During the Cold War there were clear differences to consider and decide. That clarity disappeared between 1989 & 2001. September 11th made visible a global economy with shifting centers of production and a worldwide workforce. It also exposed the inability of governments to adequately protect their people & institutions. This course will discuss this history and seek a path into a brighter future in an admittedly confusing world that lacks any apparent answers. Howard Goldson received a Juris Doctor degree from St. John’s Univ. and practiced law in New York for 50 years before retiring in 2009. In the 1980s, he completed course work for a Master’s degree in philosophy at SUNY Stonybrook but never wrote the dissertation to receive the degree. Since his retirement, he devotes his time to abstract painting and studying philosophy (the area of social justice). Miles Williams served in the Peace Corps in Colombia. He received a PhD in political science from Vanderbilt and has taught in Colombia, Mexico, Sweden, and the US.
Tuesday, Feb. 20, 10:00 – 11:50 am (1 session), Classroom D108 “What’s STEM Got to Do With It?” with Elaina Gyure
Making Science, Technology, Engineering, Math and History work together in a museum setting. With the merger of the Imaginarium Science Center and the Southwest Florida Museum of History has come a new opportunity to unite two different subjects and audiences into one cohesive museum experience. You will learn how history and STEM can be taught together to create an interdisciplinary picture of southwest Florida for people of all ages to appreciate. We will discuss specific local historical subjects and their relation to our modern, STEM-based world. A southwest Florida resident since she was four, Elaina Gyure is the Collections Manager at the IMAG History and Science Center. She has her BA in history and historic preservation and community planning from the College of Charleston in South Carolina and is a Master’s candidate in museum studies through the University of Leicester in England. This learning session is scheduled one week before the optional LLI tour of the IMAG History and Science Center February 27, 2018. Join the Collections Manager on a tour of the IMAG History & Science Center to see the combination of STEM and history in action. Look behind the scenes at how museum exhibits are planned and designed and get some hands-on experience with artifacts and even some animals! You’ll also have the opportunity to explore the Virtual Reality exhibit, which includes a “tour” of Fort Myers’ namesake fort and the new Battle of Fort Myers experience.
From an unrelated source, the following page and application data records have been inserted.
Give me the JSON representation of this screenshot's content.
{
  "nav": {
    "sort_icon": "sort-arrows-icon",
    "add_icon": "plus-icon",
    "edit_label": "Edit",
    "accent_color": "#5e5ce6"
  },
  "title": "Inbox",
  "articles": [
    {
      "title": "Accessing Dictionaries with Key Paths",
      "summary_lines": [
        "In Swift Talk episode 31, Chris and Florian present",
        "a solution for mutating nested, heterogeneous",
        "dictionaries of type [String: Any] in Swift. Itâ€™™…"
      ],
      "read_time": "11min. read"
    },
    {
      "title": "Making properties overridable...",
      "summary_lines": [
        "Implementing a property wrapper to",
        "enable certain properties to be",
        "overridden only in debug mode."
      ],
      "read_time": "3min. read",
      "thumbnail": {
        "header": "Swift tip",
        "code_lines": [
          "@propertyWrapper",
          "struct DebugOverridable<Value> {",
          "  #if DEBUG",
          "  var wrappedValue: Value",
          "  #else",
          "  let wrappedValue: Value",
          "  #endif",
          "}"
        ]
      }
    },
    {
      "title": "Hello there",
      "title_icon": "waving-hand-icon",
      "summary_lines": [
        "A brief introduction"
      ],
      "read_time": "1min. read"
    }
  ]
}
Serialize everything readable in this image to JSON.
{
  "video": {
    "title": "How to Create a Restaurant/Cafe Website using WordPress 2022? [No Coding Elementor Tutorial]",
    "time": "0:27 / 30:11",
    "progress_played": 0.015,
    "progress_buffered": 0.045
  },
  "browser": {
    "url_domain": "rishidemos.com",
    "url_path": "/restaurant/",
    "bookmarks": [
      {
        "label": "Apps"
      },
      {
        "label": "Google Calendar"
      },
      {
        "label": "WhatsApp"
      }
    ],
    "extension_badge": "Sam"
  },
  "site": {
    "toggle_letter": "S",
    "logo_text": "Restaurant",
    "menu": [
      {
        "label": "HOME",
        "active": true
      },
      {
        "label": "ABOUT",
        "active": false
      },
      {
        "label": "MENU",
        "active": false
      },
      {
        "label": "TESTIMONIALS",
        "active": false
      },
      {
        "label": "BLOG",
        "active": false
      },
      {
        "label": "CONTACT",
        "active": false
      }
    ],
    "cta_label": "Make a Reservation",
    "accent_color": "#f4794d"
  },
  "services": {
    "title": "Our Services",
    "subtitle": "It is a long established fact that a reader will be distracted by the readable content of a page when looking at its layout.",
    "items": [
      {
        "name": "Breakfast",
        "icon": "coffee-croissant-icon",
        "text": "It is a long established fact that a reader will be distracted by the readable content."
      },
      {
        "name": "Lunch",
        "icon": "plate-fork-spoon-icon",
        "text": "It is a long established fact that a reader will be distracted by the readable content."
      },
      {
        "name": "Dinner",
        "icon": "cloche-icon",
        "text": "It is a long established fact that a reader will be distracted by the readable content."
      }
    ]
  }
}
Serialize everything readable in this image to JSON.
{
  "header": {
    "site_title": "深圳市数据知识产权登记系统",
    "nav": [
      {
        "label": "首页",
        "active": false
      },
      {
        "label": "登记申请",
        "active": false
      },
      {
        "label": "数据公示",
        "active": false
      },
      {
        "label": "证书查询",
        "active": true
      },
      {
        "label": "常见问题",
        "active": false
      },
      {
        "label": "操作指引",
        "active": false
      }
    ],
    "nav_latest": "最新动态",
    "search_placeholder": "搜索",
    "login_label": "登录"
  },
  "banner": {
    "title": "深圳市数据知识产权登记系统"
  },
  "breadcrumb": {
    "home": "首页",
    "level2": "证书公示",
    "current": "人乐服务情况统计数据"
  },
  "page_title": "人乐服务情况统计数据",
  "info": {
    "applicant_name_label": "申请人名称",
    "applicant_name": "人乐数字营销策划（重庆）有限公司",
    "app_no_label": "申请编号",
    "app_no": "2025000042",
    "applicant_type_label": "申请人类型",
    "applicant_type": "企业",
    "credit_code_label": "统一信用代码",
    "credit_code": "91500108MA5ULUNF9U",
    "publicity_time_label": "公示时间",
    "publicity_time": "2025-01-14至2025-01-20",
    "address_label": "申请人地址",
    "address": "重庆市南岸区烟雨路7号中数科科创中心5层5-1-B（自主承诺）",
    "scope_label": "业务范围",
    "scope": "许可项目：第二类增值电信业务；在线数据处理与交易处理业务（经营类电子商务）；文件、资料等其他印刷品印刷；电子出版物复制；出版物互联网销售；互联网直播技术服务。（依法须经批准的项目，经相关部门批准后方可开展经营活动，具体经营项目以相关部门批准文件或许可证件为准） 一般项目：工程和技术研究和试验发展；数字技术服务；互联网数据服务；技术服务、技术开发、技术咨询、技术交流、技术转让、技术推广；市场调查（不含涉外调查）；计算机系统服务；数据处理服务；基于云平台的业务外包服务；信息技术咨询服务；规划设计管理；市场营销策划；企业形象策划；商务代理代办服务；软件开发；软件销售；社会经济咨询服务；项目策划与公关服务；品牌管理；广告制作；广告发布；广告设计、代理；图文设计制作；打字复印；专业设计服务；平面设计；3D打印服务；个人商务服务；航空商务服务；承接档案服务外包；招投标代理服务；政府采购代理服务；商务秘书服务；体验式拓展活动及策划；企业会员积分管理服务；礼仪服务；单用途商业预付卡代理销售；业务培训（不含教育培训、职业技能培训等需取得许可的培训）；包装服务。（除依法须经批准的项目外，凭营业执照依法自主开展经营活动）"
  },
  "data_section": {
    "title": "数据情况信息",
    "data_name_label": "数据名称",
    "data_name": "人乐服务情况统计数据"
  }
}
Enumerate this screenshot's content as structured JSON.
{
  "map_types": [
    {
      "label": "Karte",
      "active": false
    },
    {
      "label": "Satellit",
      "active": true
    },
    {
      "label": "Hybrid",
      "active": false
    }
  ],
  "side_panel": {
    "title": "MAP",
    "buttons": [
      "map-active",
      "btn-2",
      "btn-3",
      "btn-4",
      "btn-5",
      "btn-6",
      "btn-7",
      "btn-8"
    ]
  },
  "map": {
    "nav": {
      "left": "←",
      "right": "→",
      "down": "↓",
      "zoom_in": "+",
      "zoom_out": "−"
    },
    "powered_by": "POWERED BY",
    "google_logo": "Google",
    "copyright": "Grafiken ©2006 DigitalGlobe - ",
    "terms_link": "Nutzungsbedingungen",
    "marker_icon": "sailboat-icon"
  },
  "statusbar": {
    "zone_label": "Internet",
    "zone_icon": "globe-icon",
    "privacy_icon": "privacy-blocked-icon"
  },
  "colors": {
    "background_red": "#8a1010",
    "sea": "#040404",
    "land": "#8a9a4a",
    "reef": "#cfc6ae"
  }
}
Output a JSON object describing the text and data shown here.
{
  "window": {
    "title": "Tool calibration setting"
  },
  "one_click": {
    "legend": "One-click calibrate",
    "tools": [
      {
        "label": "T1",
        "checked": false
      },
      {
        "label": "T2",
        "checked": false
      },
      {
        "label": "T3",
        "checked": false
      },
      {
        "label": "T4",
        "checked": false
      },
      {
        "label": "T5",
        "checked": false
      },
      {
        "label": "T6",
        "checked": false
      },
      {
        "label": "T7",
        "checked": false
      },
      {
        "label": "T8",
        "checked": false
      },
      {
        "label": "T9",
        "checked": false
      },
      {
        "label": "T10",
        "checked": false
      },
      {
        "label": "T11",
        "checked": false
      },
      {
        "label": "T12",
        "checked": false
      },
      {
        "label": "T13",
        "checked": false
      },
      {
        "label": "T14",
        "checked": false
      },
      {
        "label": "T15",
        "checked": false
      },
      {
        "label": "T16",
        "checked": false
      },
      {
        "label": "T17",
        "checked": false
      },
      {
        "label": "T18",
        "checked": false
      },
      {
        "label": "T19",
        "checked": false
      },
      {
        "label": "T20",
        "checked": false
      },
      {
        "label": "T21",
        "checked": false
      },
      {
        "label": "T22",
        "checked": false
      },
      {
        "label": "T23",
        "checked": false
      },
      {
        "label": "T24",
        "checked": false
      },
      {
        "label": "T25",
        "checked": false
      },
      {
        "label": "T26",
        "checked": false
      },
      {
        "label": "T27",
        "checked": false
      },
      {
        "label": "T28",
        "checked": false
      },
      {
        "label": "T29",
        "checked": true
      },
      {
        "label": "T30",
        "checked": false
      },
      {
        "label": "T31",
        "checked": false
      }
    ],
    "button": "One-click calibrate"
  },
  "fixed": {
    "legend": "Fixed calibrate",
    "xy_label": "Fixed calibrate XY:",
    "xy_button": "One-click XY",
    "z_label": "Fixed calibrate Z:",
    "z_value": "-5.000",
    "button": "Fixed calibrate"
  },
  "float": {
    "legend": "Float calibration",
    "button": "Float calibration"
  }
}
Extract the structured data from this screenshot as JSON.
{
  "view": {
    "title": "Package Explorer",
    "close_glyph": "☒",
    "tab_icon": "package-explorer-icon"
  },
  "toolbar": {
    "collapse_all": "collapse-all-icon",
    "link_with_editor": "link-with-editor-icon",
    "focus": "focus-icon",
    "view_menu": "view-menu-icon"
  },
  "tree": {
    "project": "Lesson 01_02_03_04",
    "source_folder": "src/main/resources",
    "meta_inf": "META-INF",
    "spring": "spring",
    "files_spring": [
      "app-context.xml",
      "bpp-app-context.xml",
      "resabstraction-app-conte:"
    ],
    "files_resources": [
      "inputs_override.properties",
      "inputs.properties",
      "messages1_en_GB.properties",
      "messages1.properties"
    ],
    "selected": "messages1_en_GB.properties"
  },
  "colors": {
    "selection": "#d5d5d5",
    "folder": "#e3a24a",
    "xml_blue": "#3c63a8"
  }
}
NOTE: Participants provide their own transportation and pay admission to the museum.
Monday, Feb. 26, 10:00 – 11:50 am (1 session), Classroom D201 "Extinctions: Past and Future" with Kate Borduas
Cataclysmic events created changes in conditions so abruptly that species had no opportunity to adapt, and disappeared from the face of the earth. Scientists have recorded five of those events in the past, will there ever be a Sixth? Kate Borduas is a self-described “adult-onset” Naturalist. A transplant from coastal Maine, she is trained as a Florida Master Naturalist and as a Certified Interpretive Guide. She will examine those earlier extinctions and also highlight today's threats to the world’s most endangered species.